Records drawn from a dataset
----------
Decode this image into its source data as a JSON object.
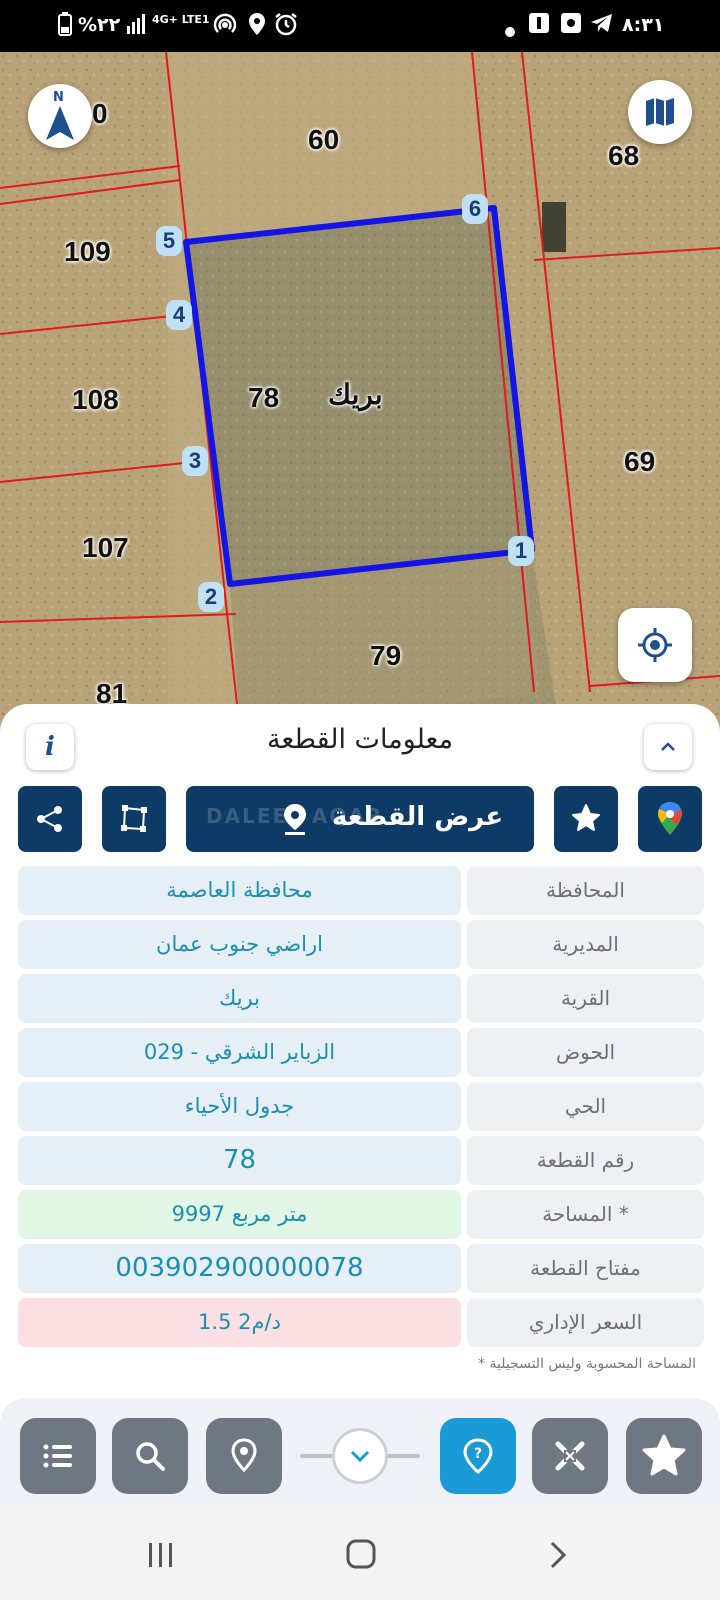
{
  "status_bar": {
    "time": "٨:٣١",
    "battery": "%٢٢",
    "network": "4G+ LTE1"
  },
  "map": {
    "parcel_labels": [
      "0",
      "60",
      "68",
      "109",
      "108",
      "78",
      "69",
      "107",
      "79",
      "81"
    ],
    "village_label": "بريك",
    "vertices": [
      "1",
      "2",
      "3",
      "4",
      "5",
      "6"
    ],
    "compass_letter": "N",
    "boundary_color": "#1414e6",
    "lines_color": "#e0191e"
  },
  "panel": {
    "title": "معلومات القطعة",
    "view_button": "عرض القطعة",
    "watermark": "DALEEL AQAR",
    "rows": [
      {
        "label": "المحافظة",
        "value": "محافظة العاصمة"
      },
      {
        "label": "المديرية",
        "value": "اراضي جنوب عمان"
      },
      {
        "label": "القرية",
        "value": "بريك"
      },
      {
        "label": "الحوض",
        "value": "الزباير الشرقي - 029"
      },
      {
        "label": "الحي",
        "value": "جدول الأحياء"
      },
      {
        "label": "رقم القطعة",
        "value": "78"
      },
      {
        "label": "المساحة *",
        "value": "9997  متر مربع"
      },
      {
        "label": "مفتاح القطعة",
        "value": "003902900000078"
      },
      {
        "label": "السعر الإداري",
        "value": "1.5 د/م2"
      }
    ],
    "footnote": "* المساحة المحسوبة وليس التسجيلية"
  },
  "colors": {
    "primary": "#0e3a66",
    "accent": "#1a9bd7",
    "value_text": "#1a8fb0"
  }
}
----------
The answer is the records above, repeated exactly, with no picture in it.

Decode this image into its source data as a JSON object.
{
  "status_bar": {
    "time": "٨:٣١",
    "battery": "%٢٢",
    "network": "4G+ LTE1"
  },
  "map": {
    "parcel_labels": [
      "0",
      "60",
      "68",
      "109",
      "108",
      "78",
      "69",
      "107",
      "79",
      "81"
    ],
    "village_label": "بريك",
    "vertices": [
      "1",
      "2",
      "3",
      "4",
      "5",
      "6"
    ],
    "compass_letter": "N",
    "boundary_color": "#1414e6",
    "lines_color": "#e0191e"
  },
  "panel": {
    "title": "معلومات القطعة",
    "view_button": "عرض القطعة",
    "watermark": "DALEEL AQAR",
    "rows": [
      {
        "label": "المحافظة",
        "value": "محافظة العاصمة"
      },
      {
        "label": "المديرية",
        "value": "اراضي جنوب عمان"
      },
      {
        "label": "القرية",
        "value": "بريك"
      },
      {
        "label": "الحوض",
        "value": "الزباير الشرقي - 029"
      },
      {
        "label": "الحي",
        "value": "جدول الأحياء"
      },
      {
        "label": "رقم القطعة",
        "value": "78"
      },
      {
        "label": "المساحة *",
        "value": "9997  متر مربع"
      },
      {
        "label": "مفتاح القطعة",
        "value": "003902900000078"
      },
      {
        "label": "السعر الإداري",
        "value": "1.5 د/م2"
      }
    ],
    "footnote": "* المساحة المحسوبة وليس التسجيلية"
  },
  "colors": {
    "primary": "#0e3a66",
    "accent": "#1a9bd7",
    "value_text": "#1a8fb0"
  }
}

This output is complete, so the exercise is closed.